Write every line below out again exactly, images omitted.

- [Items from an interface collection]

================

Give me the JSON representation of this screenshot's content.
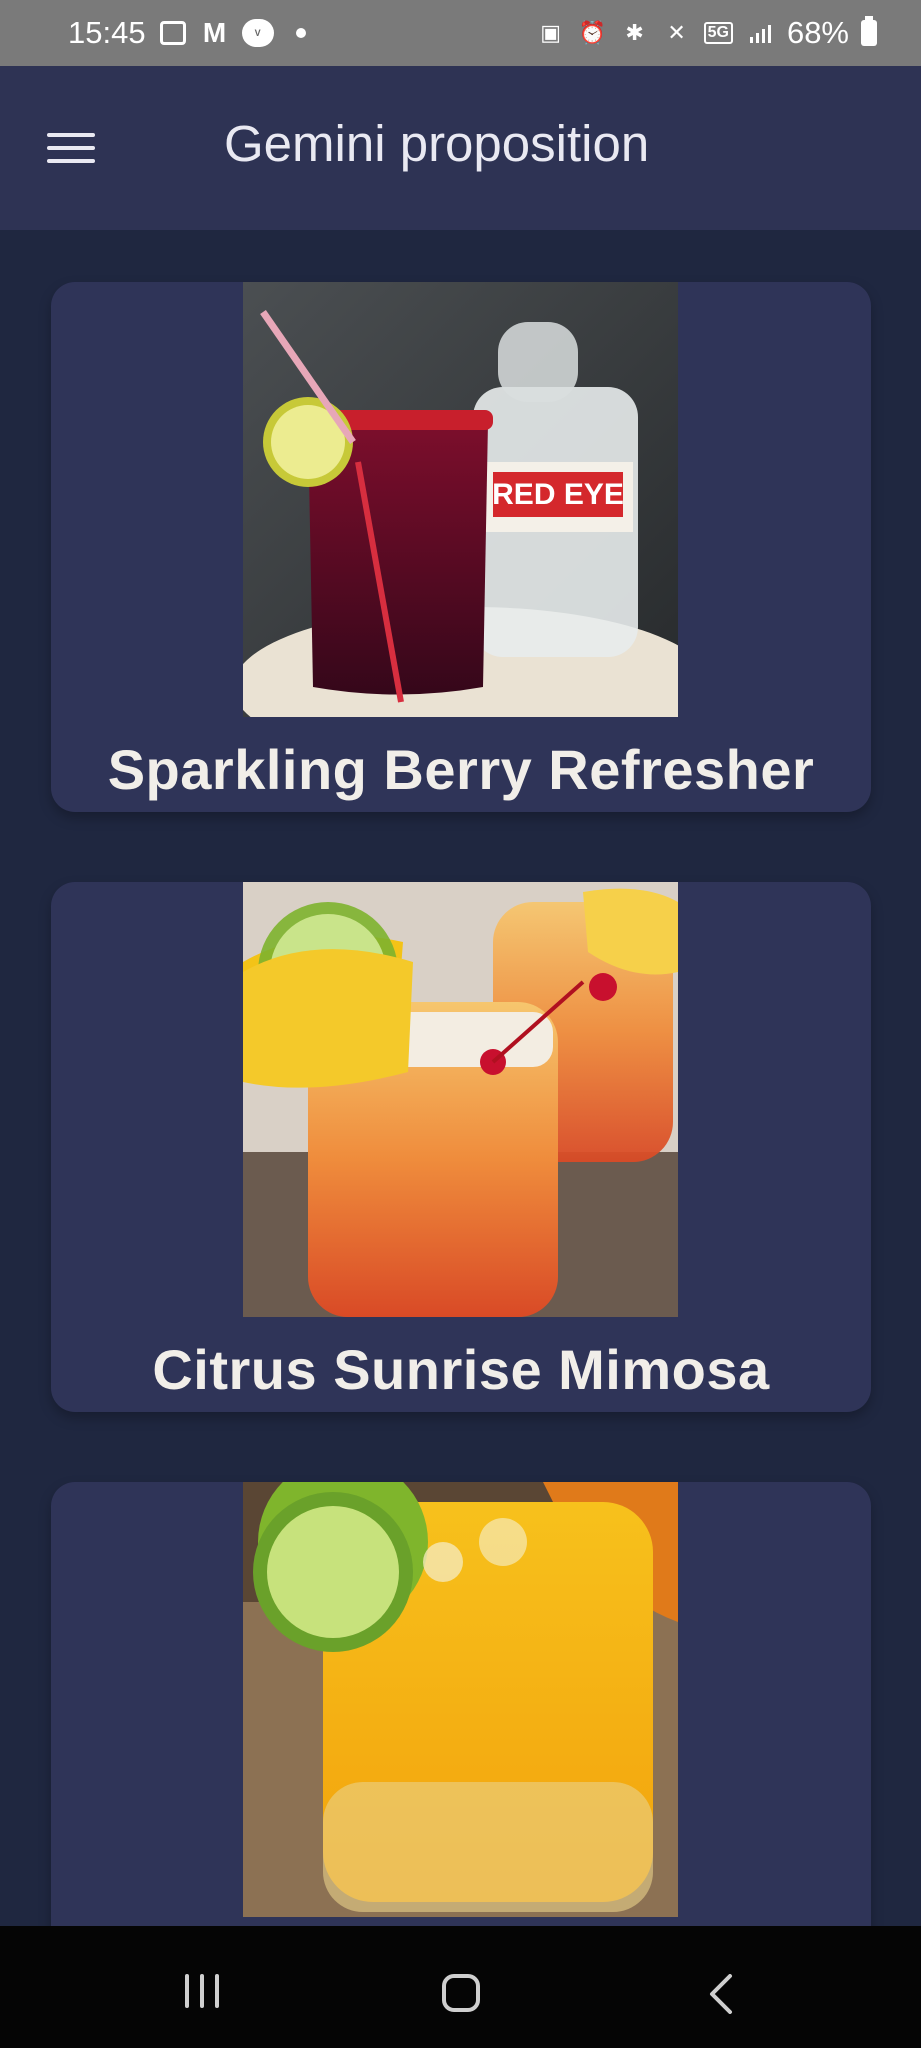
{
  "status_bar": {
    "time": "15:45",
    "battery": "68%",
    "network": "5G",
    "icons": [
      "image-icon",
      "gmail-icon",
      "vinted-icon",
      "notification-dot",
      "screenshot-icon",
      "alarm-icon",
      "bluetooth-icon",
      "mute-icon",
      "signal-icon",
      "battery-icon"
    ]
  },
  "app_bar": {
    "title": "Gemini proposition",
    "menu_icon": "hamburger-menu-icon"
  },
  "cards": [
    {
      "title": "Sparkling Berry Refresher",
      "image": "dark red berry drink with lime and straw next to a Red Eye bottle",
      "image_text": "RED EYE"
    },
    {
      "title": "Citrus Sunrise Mimosa",
      "image": "orange sunrise cocktails with pineapple, lime and cherries"
    },
    {
      "title": "",
      "image": "yellow citrus drink with ice and lime slices"
    }
  ],
  "nav_bar": {
    "icons": [
      "recents-icon",
      "home-icon",
      "back-icon"
    ]
  },
  "colors": {
    "background": "#1f2740",
    "app_bar": "#2e3354",
    "card": "#2f3458",
    "text": "#f1eee9",
    "status_bar": "#7a7a7a",
    "nav_bar": "#050505"
  }
}
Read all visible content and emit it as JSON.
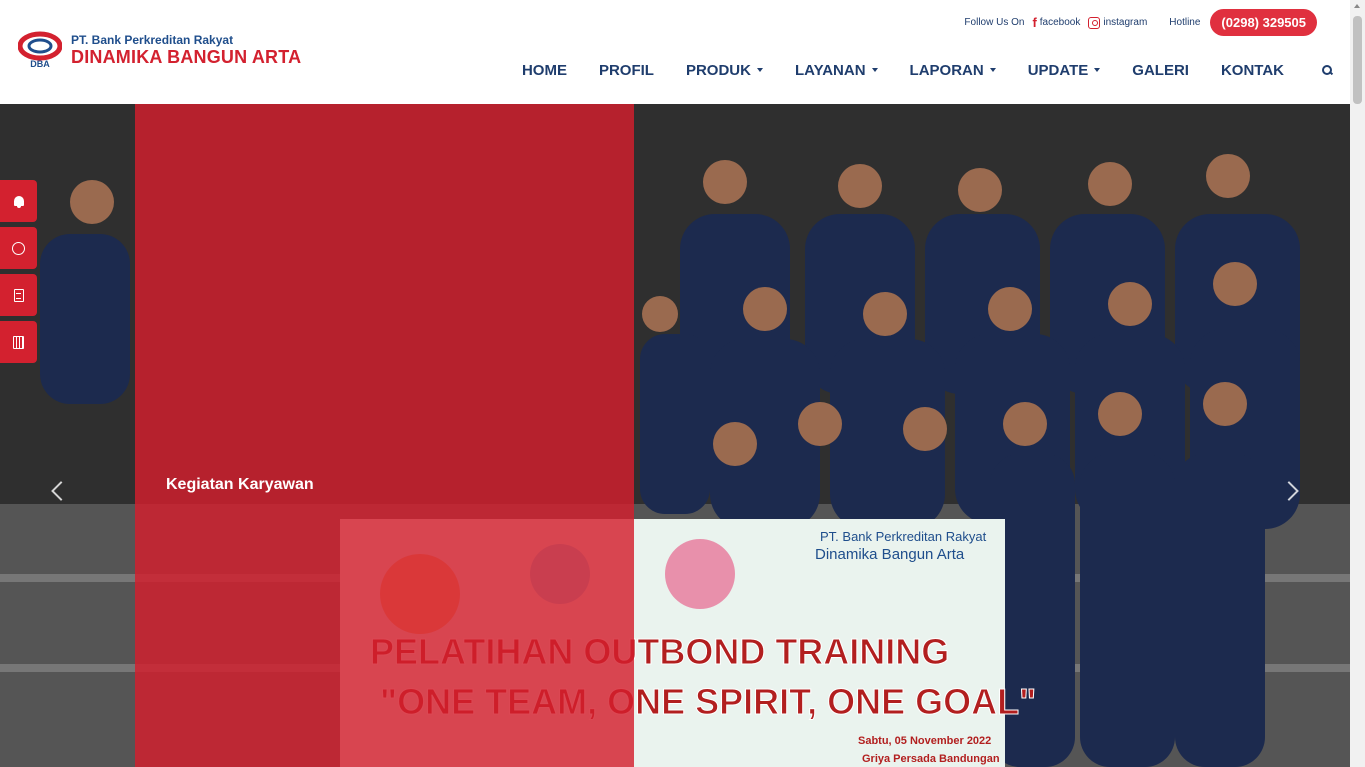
{
  "header": {
    "logo": {
      "abbr": "DBA",
      "small": "PT. Bank Perkreditan Rakyat",
      "big": "DINAMIKA BANGUN ARTA"
    },
    "follow_label": "Follow Us On",
    "social": [
      {
        "icon": "facebook-icon",
        "label": "facebook"
      },
      {
        "icon": "instagram-icon",
        "label": "instagram"
      }
    ],
    "hotline_label": "Hotline",
    "hotline_number": "(0298) 329505"
  },
  "nav": {
    "items": [
      {
        "label": "HOME",
        "dropdown": false
      },
      {
        "label": "PROFIL",
        "dropdown": false
      },
      {
        "label": "PRODUK",
        "dropdown": true
      },
      {
        "label": "LAYANAN",
        "dropdown": true
      },
      {
        "label": "LAPORAN",
        "dropdown": true
      },
      {
        "label": "UPDATE",
        "dropdown": true
      },
      {
        "label": "GALERI",
        "dropdown": false
      },
      {
        "label": "KONTAK",
        "dropdown": false
      }
    ]
  },
  "hero": {
    "caption": "Kegiatan Karyawan",
    "banner": {
      "org_small": "PT. Bank Perkreditan Rakyat",
      "org_big": "Dinamika Bangun Arta",
      "title_line1": "PELATIHAN OUTBOND TRAINING",
      "title_line2": "\"ONE TEAM, ONE SPIRIT, ONE GOAL\"",
      "date": "Sabtu, 05 November 2022",
      "place": "Griya Persada Bandungan"
    }
  },
  "floating_buttons": [
    "bell-icon",
    "whatsapp-icon",
    "document-icon",
    "calculator-icon"
  ],
  "colors": {
    "brand_red": "#d3212f",
    "brand_blue": "#1f3d6d"
  }
}
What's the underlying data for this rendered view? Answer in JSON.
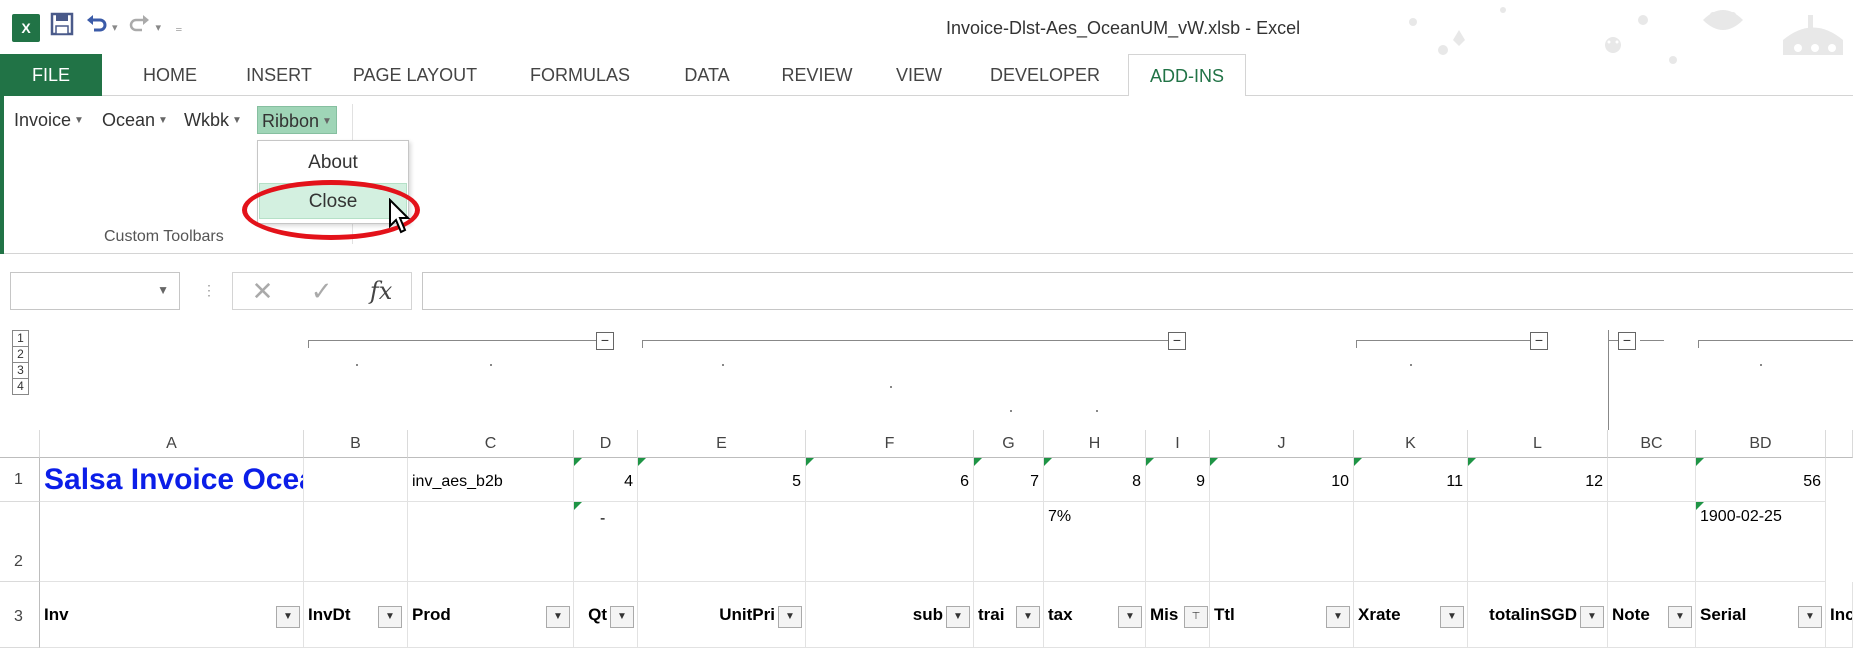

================

- [Your response]
Give me the JSON representation of this screenshot's content.
{
  "status_bar": {
    "time": "15:45",
    "battery": "68%",
    "network": "5G",
    "icons": [
      "image-icon",
      "gmail-icon",
      "vinted-icon",
      "notification-dot",
      "screenshot-icon",
      "alarm-icon",
      "bluetooth-icon",
      "mute-icon",
      "signal-icon",
      "battery-icon"
    ]
  },
  "app_bar": {
    "title": "Gemini proposition",
    "menu_icon": "hamburger-menu-icon"
  },
  "cards": [
    {
      "title": "Sparkling Berry Refresher",
      "image": "dark red berry drink with lime and straw next to a Red Eye bottle",
      "image_text": "RED EYE"
    },
    {
      "title": "Citrus Sunrise Mimosa",
      "image": "orange sunrise cocktails with pineapple, lime and cherries"
    },
    {
      "title": "",
      "image": "yellow citrus drink with ice and lime slices"
    }
  ],
  "nav_bar": {
    "icons": [
      "recents-icon",
      "home-icon",
      "back-icon"
    ]
  },
  "colors": {
    "background": "#1f2740",
    "app_bar": "#2e3354",
    "card": "#2f3458",
    "text": "#f1eee9",
    "status_bar": "#7a7a7a",
    "nav_bar": "#050505"
  }
}
Read all visible content and emit it as JSON.
{
  "header": {
    "logo": {
      "abbr": "DBA",
      "small": "PT. Bank Perkreditan Rakyat",
      "big": "DINAMIKA BANGUN ARTA"
    },
    "follow_label": "Follow Us On",
    "social": [
      {
        "icon": "facebook-icon",
        "label": "facebook"
      },
      {
        "icon": "instagram-icon",
        "label": "instagram"
      }
    ],
    "hotline_label": "Hotline",
    "hotline_number": "(0298) 329505"
  },
  "nav": {
    "items": [
      {
        "label": "HOME",
        "dropdown": false
      },
      {
        "label": "PROFIL",
        "dropdown": false
      },
      {
        "label": "PRODUK",
        "dropdown": true
      },
      {
        "label": "LAYANAN",
        "dropdown": true
      },
      {
        "label": "LAPORAN",
        "dropdown": true
      },
      {
        "label": "UPDATE",
        "dropdown": true
      },
      {
        "label": "GALERI",
        "dropdown": false
      },
      {
        "label": "KONTAK",
        "dropdown": false
      }
    ]
  },
  "hero": {
    "caption": "Kegiatan Karyawan",
    "banner": {
      "org_small": "PT. Bank Perkreditan Rakyat",
      "org_big": "Dinamika Bangun Arta",
      "title_line1": "PELATIHAN OUTBOND TRAINING",
      "title_line2": "\"ONE TEAM, ONE SPIRIT, ONE GOAL\"",
      "date": "Sabtu, 05 November 2022",
      "place": "Griya Persada Bandungan"
    }
  },
  "floating_buttons": [
    "bell-icon",
    "whatsapp-icon",
    "document-icon",
    "calculator-icon"
  ],
  "colors": {
    "brand_red": "#d3212f",
    "brand_blue": "#1f3d6d"
  }
}
What's the underlying data for this rendered view? Answer in JSON.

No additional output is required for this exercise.